They live in trees, spending daylight hours hidden in hollows or in vine tangles. At sundown, they move about easily on all fours on branches and vines in the forests. They can leap across gaps up to 16-feet; a great distance for their tiny size.
Owl monkeys are most active one hour after dusk and one hour before dawn. In regions where there are fewer daytime predators, owl monkey are more active during the day. Strictly nocturnal owl monkeys are more than twice as active during a full moon.
They eat fruit, insects, leaves, and nectar. Because of their nighttime activity, there is less competition with daytime fruit eaters, plus they gain the advantage of meals of larger nocturnal insects. They are particularly adept at grabbing flying insect out of the air or snatching them off of a branch.
Since 65-70% of their diet is fruit, owl monkeys are important seed dispersal agents; seeds pass through their gut unharmed. Their foraging behaviors facilitate insect control and replant the forest through reseeding. Thus, in the grand scheme, these tiny primates have very important jobs.
Conservation status: Least concern, but, as with all monkeys, they are threatened by habitat loss and hunting.*
~ From our Autumn 2006 Staying Connected newsletter
Conservation status update May 2016
View video of wild Northern night monkeys courtesy of ARKive.org
The Only Nocturnal New World Monkey
The arboreal Owl Monkeys (genus Aotus) are divided into two groups based on color variations, geographic distribution and karyotypes. These two groups are commonly known as:

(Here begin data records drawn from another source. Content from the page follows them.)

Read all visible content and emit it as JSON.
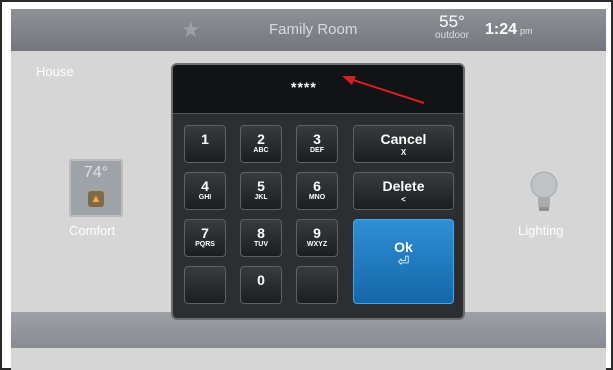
{
  "topbar": {
    "room_name": "Family Room",
    "outdoor_temp": "55°",
    "outdoor_label": "outdoor",
    "time": "1:24",
    "ampm": "pm"
  },
  "home": {
    "section_label": "House",
    "comfort_temp": "74°",
    "comfort_label": "Comfort",
    "lighting_label": "Lighting"
  },
  "keypad": {
    "display": "****",
    "keys": [
      {
        "digit": "1",
        "letters": ""
      },
      {
        "digit": "2",
        "letters": "ABC"
      },
      {
        "digit": "3",
        "letters": "DEF"
      },
      {
        "digit": "4",
        "letters": "GHI"
      },
      {
        "digit": "5",
        "letters": "JKL"
      },
      {
        "digit": "6",
        "letters": "MNO"
      },
      {
        "digit": "7",
        "letters": "PQRS"
      },
      {
        "digit": "8",
        "letters": "TUV"
      },
      {
        "digit": "9",
        "letters": "WXYZ"
      },
      {
        "digit": "0",
        "letters": ""
      }
    ],
    "cancel": {
      "label": "Cancel",
      "sub": "X"
    },
    "delete": {
      "label": "Delete",
      "sub": "<"
    },
    "ok": {
      "label": "Ok",
      "sub": "⏎"
    }
  },
  "icons": {
    "favorite": "star-icon",
    "comfort": "flame-icon",
    "lighting": "lightbulb-icon",
    "annotation": "red-arrow"
  },
  "colors": {
    "ok_button": "#1f7bc2",
    "arrow": "#d42020"
  }
}
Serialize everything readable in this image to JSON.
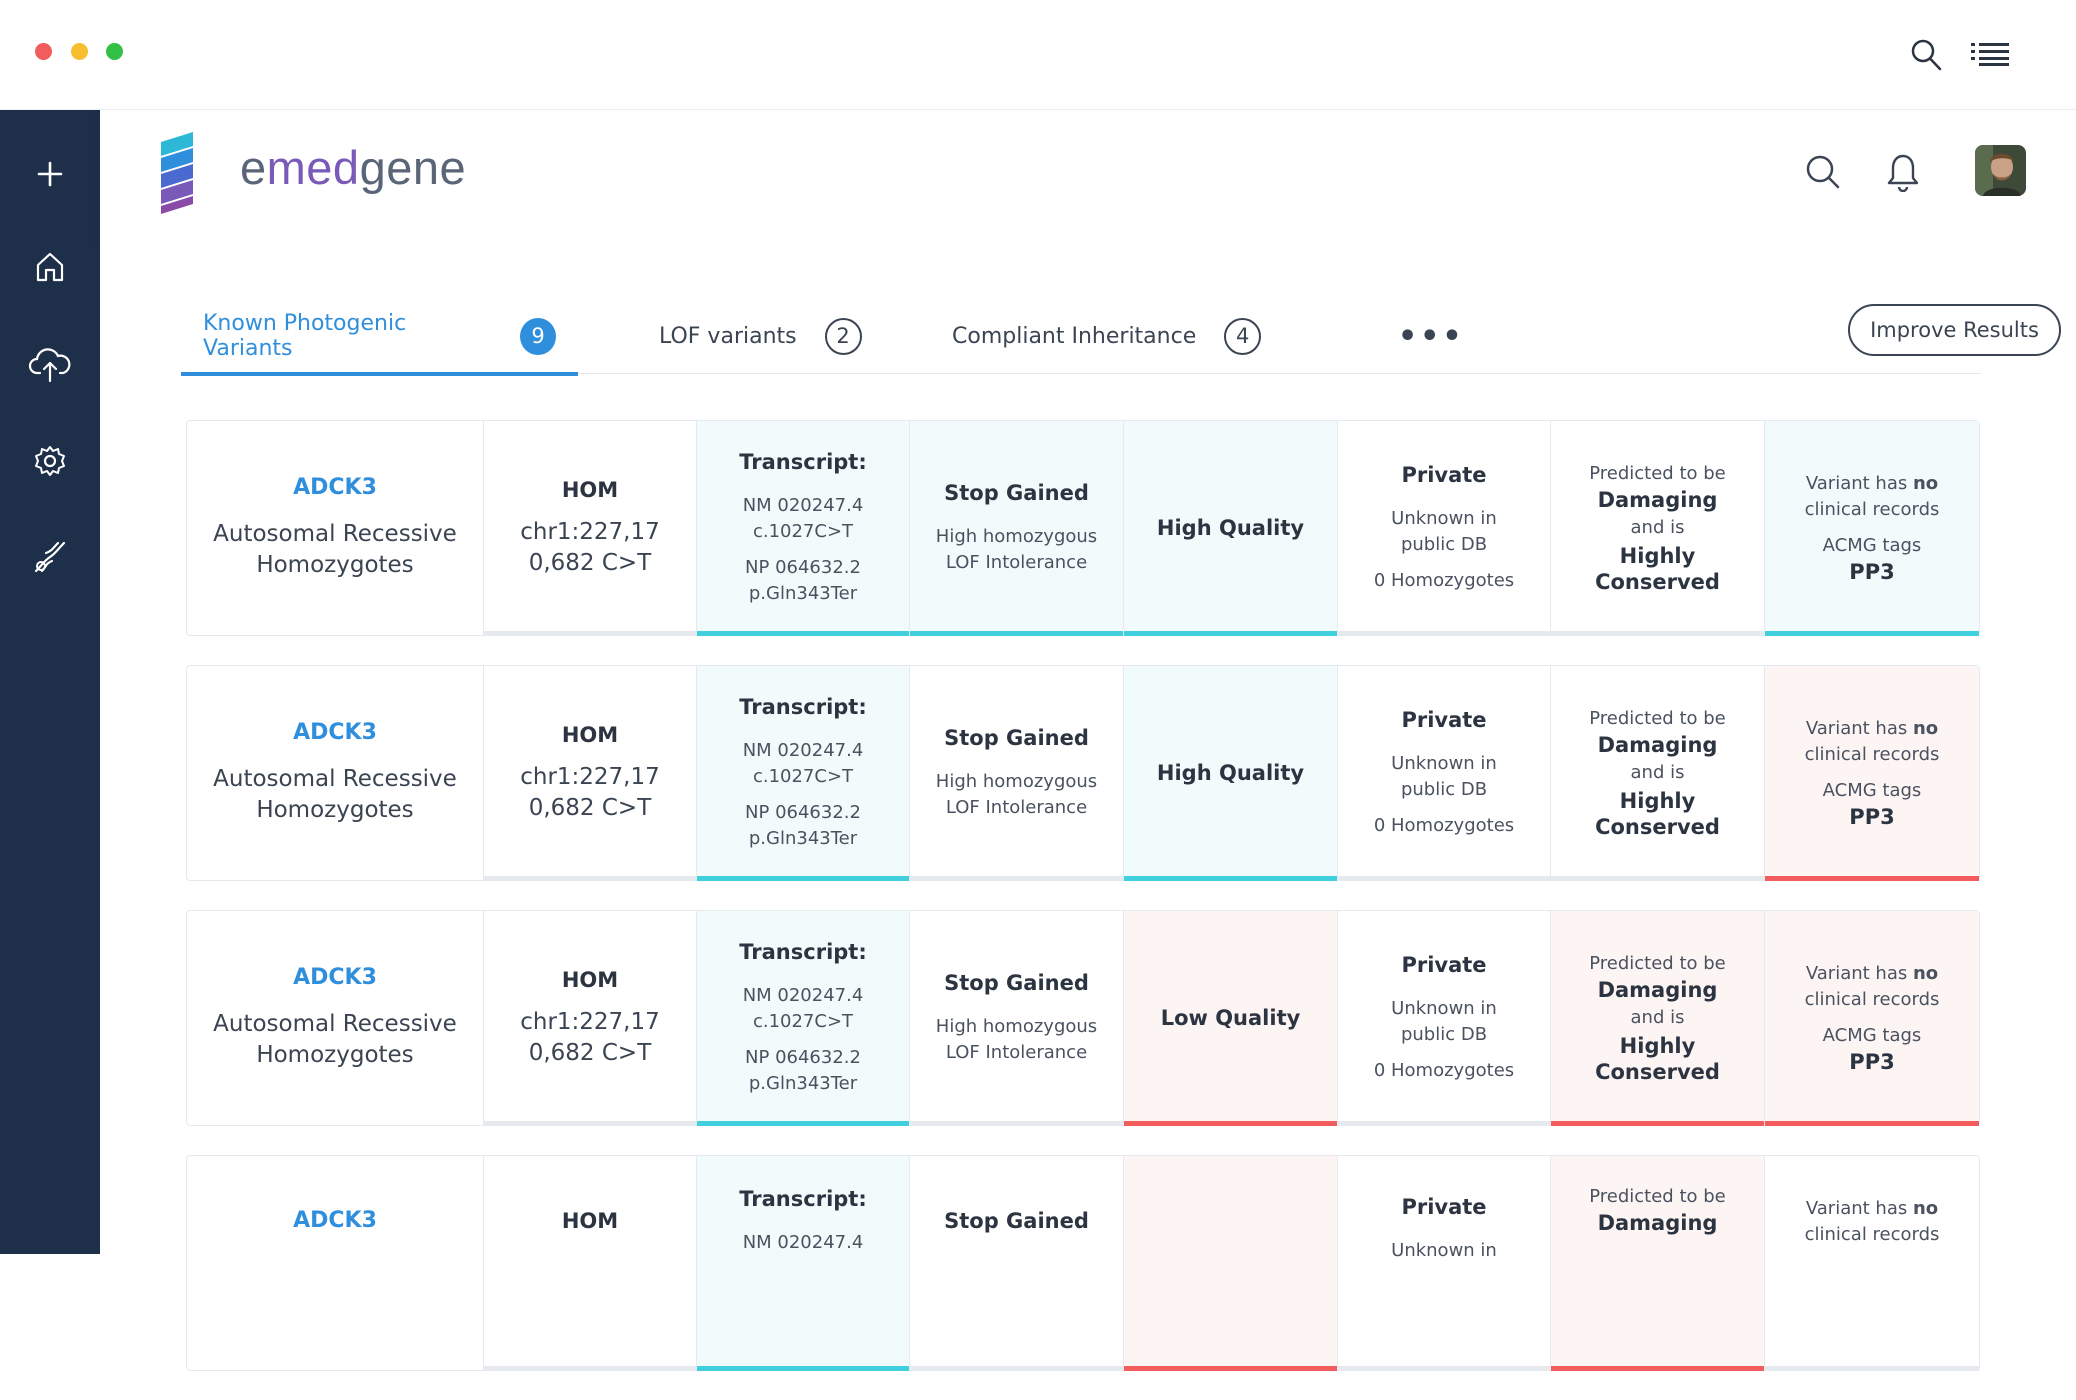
{
  "window": {
    "controls": [
      {
        "name": "close",
        "color": "#f25c5c"
      },
      {
        "name": "minimize",
        "color": "#f7be2f"
      },
      {
        "name": "maximize",
        "color": "#32c046"
      }
    ],
    "toolbar_icons": [
      "search-icon",
      "list-icon"
    ]
  },
  "sidebar": {
    "items": [
      {
        "icon": "plus-icon"
      },
      {
        "icon": "home-icon"
      },
      {
        "icon": "cloud-upload-icon"
      },
      {
        "icon": "gear-icon"
      },
      {
        "icon": "dna-icon"
      }
    ],
    "bg_color": "#1e2f49"
  },
  "app": {
    "logo_prefix": "e",
    "logo_middle": "med",
    "logo_suffix": "gene",
    "header_icons": [
      "search-icon",
      "bell-icon",
      "avatar"
    ]
  },
  "tabs": [
    {
      "label": "Known Photogenic Variants",
      "count": "9",
      "active": true
    },
    {
      "label": "LOF variants",
      "count": "2",
      "active": false
    },
    {
      "label": "Compliant Inheritance",
      "count": "4",
      "active": false
    }
  ],
  "more_label": "•••",
  "improve_button": "Improve Results",
  "colors": {
    "accent": "#2f8fdc",
    "good": "#3fcfdd",
    "bad": "#f25c5c"
  },
  "rows": [
    {
      "gene": "ADCK3",
      "inheritance_1": "Autosomal Recessive",
      "inheritance_2": "Homozygotes",
      "zygosity": "HOM",
      "position_1": "chr1:227,17",
      "position_2": "0,682 C>T",
      "transcript_label": "Transcript:",
      "nm_1": "NM 020247.4",
      "nm_2": "c.1027C>T",
      "np_1": "NP 064632.2",
      "np_2": "p.Gln343Ter",
      "effect": "Stop Gained",
      "effect_1": "High homozygous",
      "effect_2": "LOF Intolerance",
      "quality": "High Quality",
      "freq": "Private",
      "freq_1": "Unknown in",
      "freq_2": "public DB",
      "freq_3": "0 Homozygotes",
      "pred_1": "Predicted to be",
      "pred_2": "Damaging",
      "pred_3": "and is",
      "pred_4": "Highly",
      "pred_5": "Conserved",
      "clin_1a": "Variant has ",
      "clin_1b": "no",
      "clin_2": "clinical records",
      "clin_3": "ACMG tags",
      "clin_4": "PP3"
    },
    {
      "gene": "ADCK3",
      "inheritance_1": "Autosomal Recessive",
      "inheritance_2": "Homozygotes",
      "zygosity": "HOM",
      "position_1": "chr1:227,17",
      "position_2": "0,682 C>T",
      "transcript_label": "Transcript:",
      "nm_1": "NM 020247.4",
      "nm_2": "c.1027C>T",
      "np_1": "NP 064632.2",
      "np_2": "p.Gln343Ter",
      "effect": "Stop Gained",
      "effect_1": "High homozygous",
      "effect_2": "LOF Intolerance",
      "quality": "High Quality",
      "freq": "Private",
      "freq_1": "Unknown in",
      "freq_2": "public DB",
      "freq_3": "0 Homozygotes",
      "pred_1": "Predicted to be",
      "pred_2": "Damaging",
      "pred_3": "and is",
      "pred_4": "Highly",
      "pred_5": "Conserved",
      "clin_1a": "Variant has ",
      "clin_1b": "no",
      "clin_2": "clinical records",
      "clin_3": "ACMG tags",
      "clin_4": "PP3"
    },
    {
      "gene": "ADCK3",
      "inheritance_1": "Autosomal Recessive",
      "inheritance_2": "Homozygotes",
      "zygosity": "HOM",
      "position_1": "chr1:227,17",
      "position_2": "0,682 C>T",
      "transcript_label": "Transcript:",
      "nm_1": "NM 020247.4",
      "nm_2": "c.1027C>T",
      "np_1": "NP 064632.2",
      "np_2": "p.Gln343Ter",
      "effect": "Stop Gained",
      "effect_1": "High homozygous",
      "effect_2": "LOF Intolerance",
      "quality": "Low Quality",
      "freq": "Private",
      "freq_1": "Unknown in",
      "freq_2": "public DB",
      "freq_3": "0 Homozygotes",
      "pred_1": "Predicted to be",
      "pred_2": "Damaging",
      "pred_3": "and is",
      "pred_4": "Highly",
      "pred_5": "Conserved",
      "clin_1a": "Variant has ",
      "clin_1b": "no",
      "clin_2": "clinical records",
      "clin_3": "ACMG tags",
      "clin_4": "PP3"
    },
    {
      "gene": "ADCK3",
      "zygosity": "HOM",
      "transcript_label": "Transcript:",
      "nm_1": "NM 020247.4",
      "effect": "Stop Gained",
      "freq": "Private",
      "freq_1": "Unknown in",
      "pred_1": "Predicted to be",
      "pred_2": "Damaging",
      "clin_1a": "Variant has ",
      "clin_1b": "no",
      "clin_2": "clinical records"
    }
  ]
}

Owl Monkeys are not sexually dimorphic in size, with weights ranging from one to three pounds depending on subspecies. Characteristics of these cute wide-eyed primates include light yellow fur on their undersides (stomach, inner legs, under arms) and crown-like stripes on their heads (between and on sides of eyes). Fur thickness in Owl Monkeys is dependent on their geographical location, with monkeys occurring at higher elevations having thicker coats to keep them warm compared to those living closer to sea-level with thinner hair. Probably the most obvious of the Owl Monkeys' physical appearance, are their huge beautiful brown eyes that are adapted to suit their visual needs in the dark.
The range of Night Monkeys is large and species are distributed through southern Central America and northern South America (countries with Aotus species include: Argentina, Bolivia, Brazil, Columbia, Ecuador, Paraguay, Peru, and Venezuela). Owl Monkeys can be found in a variety of habitats including: tropical forests, scrub forests, gallery forests, and primary and secondary forests.
Interesting ecology: Although Owl Monkeys are known to be nocturnal in behavior, Azara’s Night Monkey (Aotus azarae) has been found to also demonstrate cathemeral activity patterns. This means that they can be active both in daytime and nighttime (Fernandez-Duque, 2003). This adaptation of a cathemeral lifestyle may be an adaptation to the climate of Argentina and Paraguay and to avoid having to be active during the cold moonless nights.
Night Monkeys are monogamous primates with families comprising of a mating pair and their offspring. Only one baby is born each year. Unlike most primates, after the first few weeks of life the primary caregiver is the male. A night in the life of an Owl Monkey begins right before sunset, where family groups (of a mating pair and their offspring) leave their nesting sites in search of food.
Their diet is mainly made up of fruit while other food items including insects, foliage and flowers supplement their diets. After feeding for quite some time the monkeys will take rest breaks, socialize with their conspecifics and get back to foraging and feeding. After an evening full of the before-mentioned activities the monkeys head back to their nesting sites, which are located in thickets or tree holes, and occasionally occupied with other nocturnal animals like bats.
Video of the Grey-legged NIght Monkey (Aotus griseimembra) courtesy of ARKive.org
Written by Kaitlyn-Elizabeth Foley as part of her November 2011 Letters from the Field blog series.